EXERCISE DIRECTIONS:
Collect every line below that contains the word "color".

MATERIAL SHOWN:
..............................

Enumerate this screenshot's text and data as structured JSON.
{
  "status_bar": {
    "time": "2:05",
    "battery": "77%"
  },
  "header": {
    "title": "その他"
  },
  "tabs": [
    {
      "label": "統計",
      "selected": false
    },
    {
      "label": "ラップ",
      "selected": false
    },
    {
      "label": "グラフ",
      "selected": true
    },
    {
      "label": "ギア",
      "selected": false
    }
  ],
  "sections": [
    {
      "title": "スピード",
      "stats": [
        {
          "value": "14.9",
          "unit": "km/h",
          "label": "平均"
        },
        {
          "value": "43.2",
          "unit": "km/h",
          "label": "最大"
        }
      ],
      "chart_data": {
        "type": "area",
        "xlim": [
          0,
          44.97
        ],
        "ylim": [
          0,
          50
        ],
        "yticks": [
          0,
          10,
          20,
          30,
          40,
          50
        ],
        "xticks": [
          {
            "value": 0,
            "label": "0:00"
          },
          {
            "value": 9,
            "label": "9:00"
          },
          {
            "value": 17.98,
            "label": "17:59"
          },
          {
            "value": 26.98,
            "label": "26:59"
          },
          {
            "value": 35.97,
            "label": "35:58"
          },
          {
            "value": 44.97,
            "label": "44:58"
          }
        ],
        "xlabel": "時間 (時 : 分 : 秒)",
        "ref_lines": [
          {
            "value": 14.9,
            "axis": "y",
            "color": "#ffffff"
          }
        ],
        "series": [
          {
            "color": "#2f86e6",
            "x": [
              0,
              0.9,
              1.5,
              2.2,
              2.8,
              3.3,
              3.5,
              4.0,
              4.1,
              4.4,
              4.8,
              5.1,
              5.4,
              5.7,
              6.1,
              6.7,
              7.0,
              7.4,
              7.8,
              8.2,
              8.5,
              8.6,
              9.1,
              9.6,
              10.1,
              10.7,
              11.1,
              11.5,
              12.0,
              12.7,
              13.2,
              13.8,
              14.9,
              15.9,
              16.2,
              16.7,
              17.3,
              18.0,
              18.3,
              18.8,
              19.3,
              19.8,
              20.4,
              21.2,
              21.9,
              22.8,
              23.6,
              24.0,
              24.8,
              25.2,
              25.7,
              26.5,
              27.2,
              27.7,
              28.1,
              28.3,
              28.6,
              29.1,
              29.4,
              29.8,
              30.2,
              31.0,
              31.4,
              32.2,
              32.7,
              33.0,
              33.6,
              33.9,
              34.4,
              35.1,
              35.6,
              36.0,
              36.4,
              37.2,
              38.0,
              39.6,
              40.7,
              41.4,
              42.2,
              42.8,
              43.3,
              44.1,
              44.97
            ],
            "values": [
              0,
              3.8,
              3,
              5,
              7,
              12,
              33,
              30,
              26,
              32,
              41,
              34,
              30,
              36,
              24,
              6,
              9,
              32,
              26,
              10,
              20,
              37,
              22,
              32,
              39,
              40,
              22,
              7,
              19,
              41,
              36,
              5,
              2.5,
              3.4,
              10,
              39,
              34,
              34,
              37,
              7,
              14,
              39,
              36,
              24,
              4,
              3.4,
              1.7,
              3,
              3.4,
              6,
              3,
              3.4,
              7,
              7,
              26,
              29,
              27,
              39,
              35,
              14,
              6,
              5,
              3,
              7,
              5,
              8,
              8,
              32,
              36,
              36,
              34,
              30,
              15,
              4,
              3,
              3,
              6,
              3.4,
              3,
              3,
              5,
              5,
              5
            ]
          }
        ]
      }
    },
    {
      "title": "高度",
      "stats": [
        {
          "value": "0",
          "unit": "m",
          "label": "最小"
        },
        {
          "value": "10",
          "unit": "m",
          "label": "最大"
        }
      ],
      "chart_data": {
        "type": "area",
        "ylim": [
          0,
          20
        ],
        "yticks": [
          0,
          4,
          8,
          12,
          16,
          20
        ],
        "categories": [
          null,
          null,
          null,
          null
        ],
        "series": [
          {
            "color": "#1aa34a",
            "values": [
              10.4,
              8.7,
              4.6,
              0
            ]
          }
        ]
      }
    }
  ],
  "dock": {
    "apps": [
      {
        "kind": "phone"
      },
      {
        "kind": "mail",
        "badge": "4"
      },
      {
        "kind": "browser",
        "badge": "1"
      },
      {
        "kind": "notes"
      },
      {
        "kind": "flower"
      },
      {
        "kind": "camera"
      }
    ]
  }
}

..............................

TASK SOLUTION:
            "color": "#ffffff"
            "color": "#2f86e6",
            "color": "#1aa34a",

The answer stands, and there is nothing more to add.